Students are accustomed to seeing Associate Professor of Biology James Biardi teaching in Bannow Science Center. But recently, he’s extended his teaching outside of Fairfield’s campus to Burr Street, where Connecticut’s Audubon Center is located.

Biardi, who is also the director of the Environmental Studies Program at Fairfield, is one of the instructors in the Master Naturalist program, a series of workshops at the center that focuses on ecosystems, plant and bird identification and wildlife, to prospective naturalists. The certificate program, which began on Sept. 15 and runs every Tuesday until Nov. 17., is open to anyone who is interested. The program entails 40 hours of classroom instruction as well as four-hour field training sessions. Prospective naturalists also must complete 40 additional volunteer hours to receive their Master Naturalist certificate.

This is Biardi’s second time participating in the workshops at the Audubon Center, explaining that the program “brings in experts on the variety of organisms (birds, mammals, insects, etc.) and habitats (coastal, estuarine, forest, etc.) found here in southwestern Connecticut. Each speaker gives a workshop that includes some classroom discussion, followed by an opportunity for the students to learn outside in the Larsen Wildlife Sanctuary and practice that new knowledge.”

Considered an expert on Connecticut wildlife, Biardi intends to incorporate his knowledge of the local wildlife, among other topics, into his course at the Audubon.

“I will give an overview of the diversity and ecology of the mammals of southwestern Connecticut. In the classroom we will examine the major groups of mammals, ranging from those that are abundant and familiar (squirrels, deer, raccoons) to those that are much more shy or rare (shrews, bats, moles and mink),” he said of the course.

In addition to this, Biardi will discuss the habitat and niche of the creatures he will cover in his course, along with their importance to ecosystems in the Northeast.

“We will also have a chance to talk about some current wildlife management (i.e. deer), conservation (i.e. bats, carnivores, cottontails) and health issues (i.e. Lyme disease) related to natural populations of Connecticut mammals,” Biardi added.

In reflecting on his own interest in science, Biardi explained that he has wanted to go into the field for as long as he can remember, but specifically developed an interest in nature while studying in college.

“I became more interested in biology as an undergraduate, when I had the chance to do research on packrats, pocket mice and other small mammals in Baja, California.

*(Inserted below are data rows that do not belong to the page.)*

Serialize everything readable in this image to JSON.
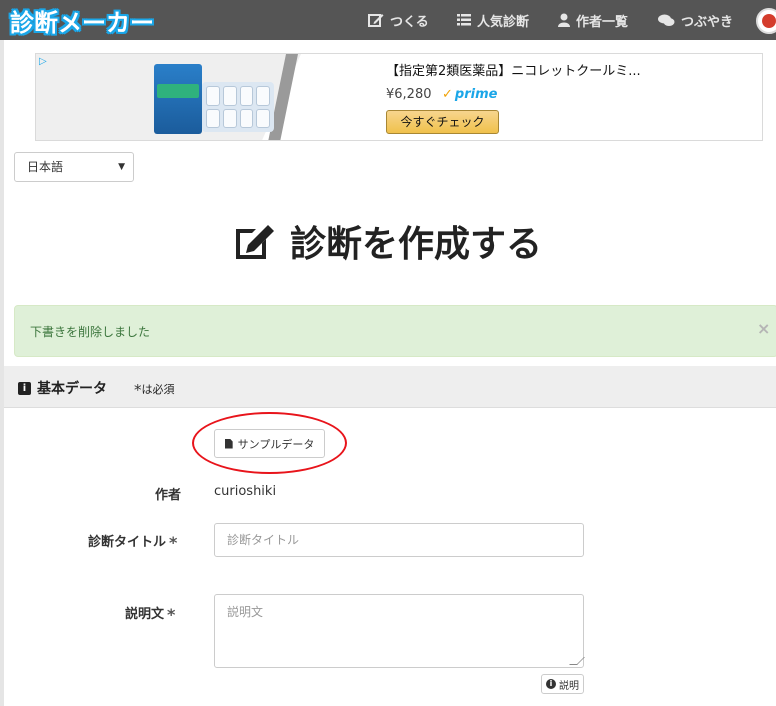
{
  "navbar": {
    "brand": "診断メーカー",
    "links": [
      {
        "label": "つくる",
        "icon": "edit-icon"
      },
      {
        "label": "人気診断",
        "icon": "list-icon"
      },
      {
        "label": "作者一覧",
        "icon": "user-icon"
      },
      {
        "label": "つぶやき",
        "icon": "comments-icon"
      }
    ]
  },
  "ad": {
    "title": "【指定第2類医薬品】ニコレットクールミ...",
    "price": "¥6,280",
    "prime": "prime",
    "button": "今すぐチェック"
  },
  "language": {
    "selected": "日本語"
  },
  "page": {
    "heading": "診断を作成する"
  },
  "alert": {
    "message": "下書きを削除しました",
    "close": "×"
  },
  "section": {
    "title": "基本データ",
    "required_note": "は必須"
  },
  "form": {
    "sample_button": "サンプルデータ",
    "author_label": "作者",
    "author_value": "curioshiki",
    "title_label": "診断タイトル",
    "title_placeholder": "診断タイトル",
    "description_label": "説明文",
    "description_placeholder": "説明文",
    "help_button": "説明"
  },
  "colors": {
    "navbar": "#555555",
    "brand_outline": "#1aa6e8",
    "alert_bg": "#dff0d8",
    "annotation": "#e8141b"
  }
}
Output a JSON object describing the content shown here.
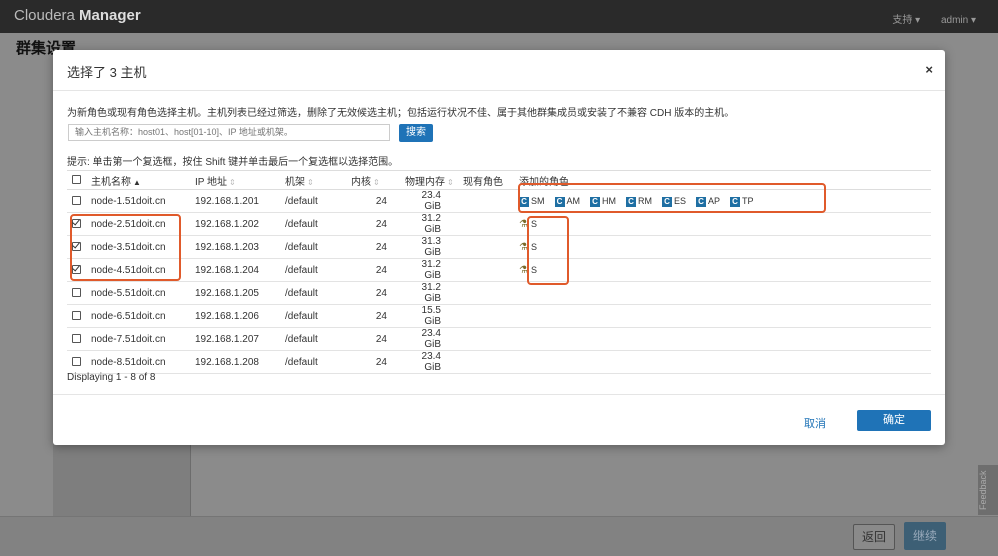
{
  "app": {
    "brand_light": "Cloudera ",
    "brand_bold": "Manager",
    "support": "支持 ▾",
    "user": "admin ▾"
  },
  "page": {
    "title": "群集设置",
    "back": "返回",
    "continue": "继续",
    "feedback": "Feedback"
  },
  "modal": {
    "title": "选择了 3 主机",
    "close": "×",
    "description": "为新角色或现有角色选择主机。主机列表已经过筛选，删除了无效候选主机；包括运行状况不佳、属于其他群集成员或安装了不兼容 CDH 版本的主机。",
    "search_placeholder": "输入主机名称：host01、host[01-10]、IP 地址或机架。",
    "search_button": "搜索",
    "hint": "提示: 单击第一个复选框，按住 Shift 键并单击最后一个复选框以选择范围。",
    "columns": {
      "hostname": "主机名称",
      "ip": "IP 地址",
      "rack": "机架",
      "cores": "内核",
      "memory": "物理内存",
      "existing_roles": "现有角色",
      "added_roles": "添加的角色"
    },
    "sort_up": "▲",
    "sort_both": "⇕",
    "rows": [
      {
        "hostname": "node-1.51doit.cn",
        "ip": "192.168.1.201",
        "rack": "/default",
        "cores": "24",
        "memory": "23.4 GiB",
        "checked": false
      },
      {
        "hostname": "node-2.51doit.cn",
        "ip": "192.168.1.202",
        "rack": "/default",
        "cores": "24",
        "memory": "31.2 GiB",
        "checked": true
      },
      {
        "hostname": "node-3.51doit.cn",
        "ip": "192.168.1.203",
        "rack": "/default",
        "cores": "24",
        "memory": "31.3 GiB",
        "checked": true
      },
      {
        "hostname": "node-4.51doit.cn",
        "ip": "192.168.1.204",
        "rack": "/default",
        "cores": "24",
        "memory": "31.2 GiB",
        "checked": true
      },
      {
        "hostname": "node-5.51doit.cn",
        "ip": "192.168.1.205",
        "rack": "/default",
        "cores": "24",
        "memory": "31.2 GiB",
        "checked": false
      },
      {
        "hostname": "node-6.51doit.cn",
        "ip": "192.168.1.206",
        "rack": "/default",
        "cores": "24",
        "memory": "15.5 GiB",
        "checked": false
      },
      {
        "hostname": "node-7.51doit.cn",
        "ip": "192.168.1.207",
        "rack": "/default",
        "cores": "24",
        "memory": "23.4 GiB",
        "checked": false
      },
      {
        "hostname": "node-8.51doit.cn",
        "ip": "192.168.1.208",
        "rack": "/default",
        "cores": "24",
        "memory": "23.4 GiB",
        "checked": false
      }
    ],
    "row1_roles": [
      {
        "icon": "C",
        "label": "SM"
      },
      {
        "icon": "C",
        "label": "AM"
      },
      {
        "icon": "C",
        "label": "HM"
      },
      {
        "icon": "C",
        "label": "RM"
      },
      {
        "icon": "C",
        "label": "ES"
      },
      {
        "icon": "C",
        "label": "AP"
      },
      {
        "icon": "C",
        "label": "TP"
      }
    ],
    "server_role": {
      "label": "S"
    },
    "displaying": "Displaying 1 - 8 of 8",
    "cancel": "取消",
    "ok": "确定"
  },
  "colors": {
    "accent": "#1f73b7",
    "highlight": "#e05a2b"
  }
}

I’ve continued that work ever since, and am still learning new things all the time,” he said.

Biardi went on to explain the crucial role science plays in our lives today, as well as the benefits of science that we all enjoy that often go unnoticed.

“Science is essential to understanding the natural world, underlies new technology and medical innovations and helps in solving real world problems,” he said. “We all benefit from scientific knowledge, so even if you’re not planning a career in science it’s important to understand how science works. If nothing else it might save you from wasting money on fortune tellers.”

Leave a Reply

Your email address will not be published.